Health and Family Services Cabinet
“Put the Lid on Lead” Week Scheduled to Curb Lead Poisoning
Health officials across the country are dedicating the final days of October to emphasizing the dangers of exposure to lead, one of the most significant health risks for young children.
Governor Ernie Fletcher recently issued a proclamation designating Oct. 23-29 Lead Poison Prevention Week in Kentucky, which will be observed through a series of events billed as “Put the Lid on Lead Week.” Coordinated by Cabinet for Health and Family Services staff, the week will include information sessions on the dangerous repercussions of prolonged exposure to lead and how to prevent lead exposure.
Exposure to lead can cause numerous problems, including the loss of IQ points, hearing loss, and liver and kidney damage.

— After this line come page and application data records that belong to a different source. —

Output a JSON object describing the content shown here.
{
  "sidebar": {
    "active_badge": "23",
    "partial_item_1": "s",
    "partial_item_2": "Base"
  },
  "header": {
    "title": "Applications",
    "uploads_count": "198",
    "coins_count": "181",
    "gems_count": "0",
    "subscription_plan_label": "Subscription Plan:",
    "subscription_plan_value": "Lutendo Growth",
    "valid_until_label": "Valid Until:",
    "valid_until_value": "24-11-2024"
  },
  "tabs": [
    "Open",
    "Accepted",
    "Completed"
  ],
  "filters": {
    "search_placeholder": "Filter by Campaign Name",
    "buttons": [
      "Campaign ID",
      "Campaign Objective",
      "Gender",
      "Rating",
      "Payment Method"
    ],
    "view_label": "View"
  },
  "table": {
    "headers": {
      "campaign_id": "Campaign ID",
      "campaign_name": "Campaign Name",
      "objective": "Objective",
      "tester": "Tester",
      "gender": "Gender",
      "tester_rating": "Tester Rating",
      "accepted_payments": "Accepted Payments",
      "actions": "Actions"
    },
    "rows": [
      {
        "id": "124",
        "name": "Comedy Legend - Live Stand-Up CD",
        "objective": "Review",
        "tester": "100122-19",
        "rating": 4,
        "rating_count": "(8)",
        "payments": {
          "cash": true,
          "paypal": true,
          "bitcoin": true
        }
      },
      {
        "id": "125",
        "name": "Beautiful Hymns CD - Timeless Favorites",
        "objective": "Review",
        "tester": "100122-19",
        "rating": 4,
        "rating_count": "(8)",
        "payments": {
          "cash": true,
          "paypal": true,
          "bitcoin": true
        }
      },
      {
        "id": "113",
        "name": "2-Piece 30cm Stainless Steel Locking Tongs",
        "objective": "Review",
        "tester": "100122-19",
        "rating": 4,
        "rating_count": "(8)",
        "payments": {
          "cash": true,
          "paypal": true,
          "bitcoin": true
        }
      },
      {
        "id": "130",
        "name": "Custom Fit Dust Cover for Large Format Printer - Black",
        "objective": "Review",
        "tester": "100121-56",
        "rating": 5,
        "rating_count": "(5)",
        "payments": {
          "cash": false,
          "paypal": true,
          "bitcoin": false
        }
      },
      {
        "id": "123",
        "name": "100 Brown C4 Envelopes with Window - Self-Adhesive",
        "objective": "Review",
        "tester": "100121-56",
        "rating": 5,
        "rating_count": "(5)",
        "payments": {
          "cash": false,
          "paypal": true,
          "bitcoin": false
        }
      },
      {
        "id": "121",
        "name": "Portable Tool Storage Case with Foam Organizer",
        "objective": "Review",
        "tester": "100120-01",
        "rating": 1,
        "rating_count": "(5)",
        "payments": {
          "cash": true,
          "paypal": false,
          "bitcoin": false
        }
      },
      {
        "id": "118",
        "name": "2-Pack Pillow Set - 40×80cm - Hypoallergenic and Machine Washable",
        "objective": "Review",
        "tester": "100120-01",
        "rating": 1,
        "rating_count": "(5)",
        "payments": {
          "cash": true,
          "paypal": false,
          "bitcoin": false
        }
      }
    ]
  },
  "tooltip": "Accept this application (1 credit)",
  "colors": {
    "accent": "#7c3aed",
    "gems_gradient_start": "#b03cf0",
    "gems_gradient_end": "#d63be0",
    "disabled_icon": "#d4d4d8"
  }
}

“Lead poisoning remains a very real threat to the health and well-being of Kentucky’s children. If we are to be successful in our goal of eliminating lead poisoning, it will take a coordinated effort on the part of all Kentucky’s public health and health care professionals," said Ruth Ann Shepherd, M.D., director of the CHFS Division of Adult and Child Health Improvement. "That effort starts with screening our most vulnerable and at-risk populations.”
Every year, approximately 310,000 children across the United States are poisoned by exposure to lead in their environments. To help eliminate lead poisoning in Kentucky, the Kentucky Childhood Lead Poisoning Prevention Program recommends children be tested at ages 1 and 2 (and any time before age 6 if a child has not previously been tested).
Only health care providers can conduct the test for lead poisoning in children, so parents and other child caregivers are encouraged to ask for this test. Health officials also stress the importance of lead-safe conditions during construction or home repair projects where lead could be present.
Exposure to lead paint or dust is the most common way children are poisoned by lead. Lead-based paint and dust are commonly found in homes built before 1978. Additionally, other products possibly containing lead can be harmful to children, include some vinyl mini blinds made before 1996; lead fishing sinkers; batteries; firearm ammunition; and some home remedies for upset stomach such as Azarcon and Greata.
Certain occupational conditions also may result in workers exosing children by bringing home lead-tained dust on work clothes and equipment. Industries commonly associated with lead are battery manufacturing and recycling, bridge and tank construction, scrap metal recycling and firing ranges.
Prevention week events include informational sessions on prevention efforts statewide, distribution of lead poisoning prevention materials, workshops for property owners, health fairs for parents and blood tests for young children.
For more information on childhood lead poisoning prevention or National Lead Poisoning Prevention Week activities in your area, please contact the Kentucky Childhood Lead Poisoning Prevention Program at (502) 564-2154 or visit www.putthelidonlead.org. For general information about lead poisoning or testing your home for lead hazards, contact the National Lead Information Center at 1-800-424-LEAD (5323), or visit www.cdc.gov/nceh/lead.